Would you reproduce exactly the lines below from the one holding "Enumerate this screenshot's" through the one holding "Output a JSON", inclusive, and no others?

The records |
========
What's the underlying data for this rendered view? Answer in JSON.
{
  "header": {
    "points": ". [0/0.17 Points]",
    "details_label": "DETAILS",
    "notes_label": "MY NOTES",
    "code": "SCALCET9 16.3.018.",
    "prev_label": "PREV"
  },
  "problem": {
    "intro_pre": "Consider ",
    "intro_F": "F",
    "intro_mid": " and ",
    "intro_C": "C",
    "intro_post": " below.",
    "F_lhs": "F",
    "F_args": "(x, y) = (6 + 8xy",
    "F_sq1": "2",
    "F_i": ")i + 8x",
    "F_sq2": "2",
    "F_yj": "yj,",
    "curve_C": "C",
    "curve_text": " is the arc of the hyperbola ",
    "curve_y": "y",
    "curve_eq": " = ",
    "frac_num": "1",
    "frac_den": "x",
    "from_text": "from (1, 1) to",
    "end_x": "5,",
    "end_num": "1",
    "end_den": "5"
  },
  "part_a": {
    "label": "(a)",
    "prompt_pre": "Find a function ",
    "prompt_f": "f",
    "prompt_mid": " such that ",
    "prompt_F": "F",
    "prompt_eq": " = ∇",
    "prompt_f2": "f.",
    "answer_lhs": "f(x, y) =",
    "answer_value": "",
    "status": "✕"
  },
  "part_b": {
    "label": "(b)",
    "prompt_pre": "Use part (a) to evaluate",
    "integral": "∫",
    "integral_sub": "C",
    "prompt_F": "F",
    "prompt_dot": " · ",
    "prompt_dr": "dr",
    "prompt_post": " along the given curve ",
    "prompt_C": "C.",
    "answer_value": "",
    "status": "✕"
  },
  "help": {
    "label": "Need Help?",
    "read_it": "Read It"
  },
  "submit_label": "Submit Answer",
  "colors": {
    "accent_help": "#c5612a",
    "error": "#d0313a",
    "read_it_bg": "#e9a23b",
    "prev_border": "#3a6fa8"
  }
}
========
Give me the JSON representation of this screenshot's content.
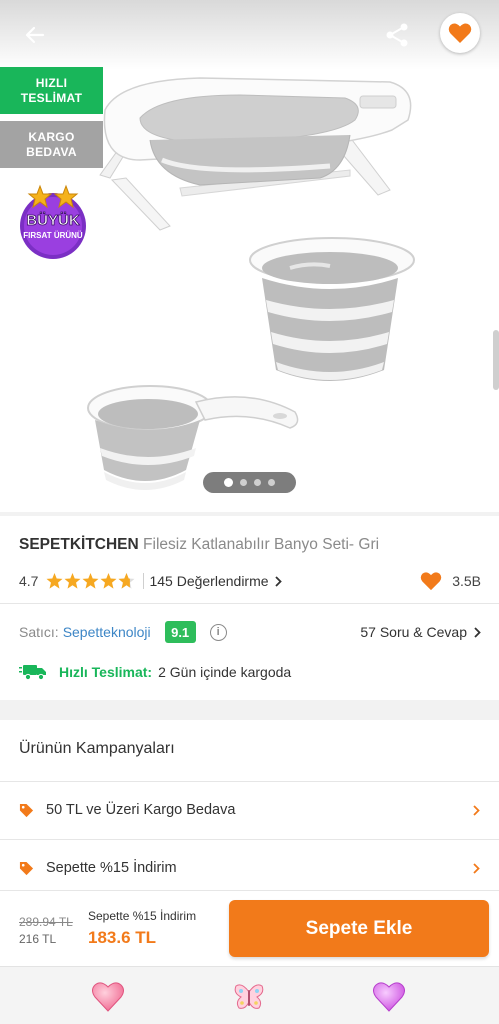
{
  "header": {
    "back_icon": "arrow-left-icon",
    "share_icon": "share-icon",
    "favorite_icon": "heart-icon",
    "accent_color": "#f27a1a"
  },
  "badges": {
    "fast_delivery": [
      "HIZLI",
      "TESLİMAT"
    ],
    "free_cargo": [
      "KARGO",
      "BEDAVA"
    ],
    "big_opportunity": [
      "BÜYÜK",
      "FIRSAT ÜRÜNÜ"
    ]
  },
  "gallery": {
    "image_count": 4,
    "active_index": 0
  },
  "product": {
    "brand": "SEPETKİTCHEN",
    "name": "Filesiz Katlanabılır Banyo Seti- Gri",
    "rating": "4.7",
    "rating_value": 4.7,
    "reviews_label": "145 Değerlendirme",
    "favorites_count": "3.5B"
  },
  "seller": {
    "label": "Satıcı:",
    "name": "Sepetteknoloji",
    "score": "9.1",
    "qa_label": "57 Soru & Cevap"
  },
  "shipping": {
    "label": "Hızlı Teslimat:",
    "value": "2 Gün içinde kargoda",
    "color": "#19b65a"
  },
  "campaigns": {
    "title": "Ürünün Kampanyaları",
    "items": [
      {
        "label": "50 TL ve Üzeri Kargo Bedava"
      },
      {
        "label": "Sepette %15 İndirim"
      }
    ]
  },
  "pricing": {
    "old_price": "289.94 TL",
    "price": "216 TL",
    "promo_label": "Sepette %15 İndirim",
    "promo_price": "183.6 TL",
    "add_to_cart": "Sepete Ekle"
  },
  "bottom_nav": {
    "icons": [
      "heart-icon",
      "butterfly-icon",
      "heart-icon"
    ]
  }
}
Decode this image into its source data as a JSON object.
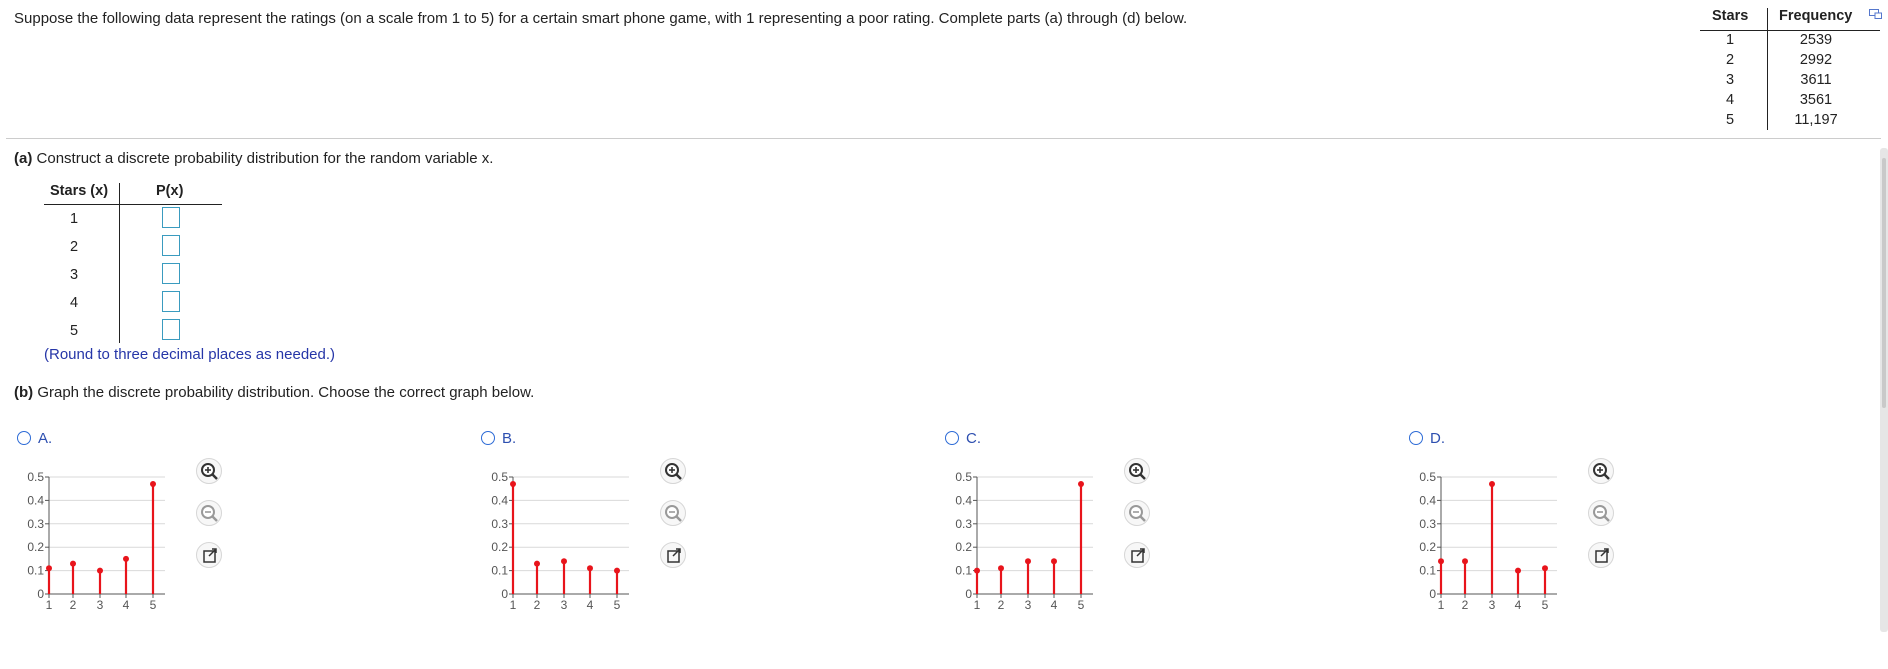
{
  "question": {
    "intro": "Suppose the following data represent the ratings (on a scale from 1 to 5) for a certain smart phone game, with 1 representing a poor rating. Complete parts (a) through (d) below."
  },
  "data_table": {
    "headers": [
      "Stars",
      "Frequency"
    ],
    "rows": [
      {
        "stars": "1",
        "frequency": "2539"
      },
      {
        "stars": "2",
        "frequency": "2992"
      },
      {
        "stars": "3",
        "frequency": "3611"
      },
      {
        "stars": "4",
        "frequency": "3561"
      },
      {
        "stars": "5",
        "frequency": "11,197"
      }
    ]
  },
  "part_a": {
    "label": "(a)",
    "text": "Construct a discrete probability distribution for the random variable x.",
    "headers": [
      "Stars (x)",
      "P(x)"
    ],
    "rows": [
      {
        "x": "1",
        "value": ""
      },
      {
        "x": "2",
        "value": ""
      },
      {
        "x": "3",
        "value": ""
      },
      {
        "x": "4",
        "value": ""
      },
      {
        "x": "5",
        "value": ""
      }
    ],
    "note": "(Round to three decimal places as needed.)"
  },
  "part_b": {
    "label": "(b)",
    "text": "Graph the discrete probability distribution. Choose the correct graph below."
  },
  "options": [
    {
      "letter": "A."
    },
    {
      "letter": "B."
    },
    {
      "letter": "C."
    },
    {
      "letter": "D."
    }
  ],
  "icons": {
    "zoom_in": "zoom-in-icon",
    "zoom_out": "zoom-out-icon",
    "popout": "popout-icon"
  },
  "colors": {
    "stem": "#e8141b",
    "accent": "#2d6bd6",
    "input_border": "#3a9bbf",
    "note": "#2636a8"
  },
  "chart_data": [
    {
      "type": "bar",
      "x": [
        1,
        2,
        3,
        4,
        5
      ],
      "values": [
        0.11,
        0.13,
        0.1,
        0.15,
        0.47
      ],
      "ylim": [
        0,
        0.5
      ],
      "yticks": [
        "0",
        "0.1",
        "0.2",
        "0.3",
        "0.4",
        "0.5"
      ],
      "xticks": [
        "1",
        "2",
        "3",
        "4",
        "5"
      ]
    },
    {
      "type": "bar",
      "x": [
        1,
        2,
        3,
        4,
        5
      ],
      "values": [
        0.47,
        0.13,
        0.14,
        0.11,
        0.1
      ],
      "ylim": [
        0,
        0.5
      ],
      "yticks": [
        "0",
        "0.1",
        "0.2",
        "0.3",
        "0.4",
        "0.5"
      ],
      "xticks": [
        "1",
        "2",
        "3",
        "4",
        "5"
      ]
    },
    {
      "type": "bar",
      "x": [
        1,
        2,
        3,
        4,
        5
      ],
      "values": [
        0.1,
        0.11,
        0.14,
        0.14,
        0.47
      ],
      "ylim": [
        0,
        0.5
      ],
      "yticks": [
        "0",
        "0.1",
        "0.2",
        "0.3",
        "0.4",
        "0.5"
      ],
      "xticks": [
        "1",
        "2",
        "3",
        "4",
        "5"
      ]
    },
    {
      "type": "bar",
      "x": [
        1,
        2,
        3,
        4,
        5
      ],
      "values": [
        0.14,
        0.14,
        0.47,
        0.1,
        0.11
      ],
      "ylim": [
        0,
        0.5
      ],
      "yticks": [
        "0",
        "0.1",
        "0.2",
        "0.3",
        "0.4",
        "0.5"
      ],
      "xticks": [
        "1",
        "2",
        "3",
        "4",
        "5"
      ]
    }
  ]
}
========
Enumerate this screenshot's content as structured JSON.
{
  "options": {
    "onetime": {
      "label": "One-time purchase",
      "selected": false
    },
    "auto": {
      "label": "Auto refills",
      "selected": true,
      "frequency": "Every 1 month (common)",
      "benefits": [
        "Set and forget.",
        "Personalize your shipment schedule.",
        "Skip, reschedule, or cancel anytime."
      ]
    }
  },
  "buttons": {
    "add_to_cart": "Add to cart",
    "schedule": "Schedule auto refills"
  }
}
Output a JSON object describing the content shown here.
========
Answer for this exercise |
Enumerate this screenshot's content as structured JSON.
{
  "options": {
    "onetime": {
      "label": "One-time purchase",
      "selected": false
    },
    "auto": {
      "label": "Auto refills",
      "selected": true,
      "frequency": "Every 1 month (common)",
      "benefits": [
        "Set and forget.",
        "Personalize your shipment schedule.",
        "Skip, reschedule, or cancel anytime."
      ]
    }
  },
  "buttons": {
    "add_to_cart": "Add to cart",
    "schedule": "Schedule auto refills"
  }
}
Output a JSON object describing the content shown here.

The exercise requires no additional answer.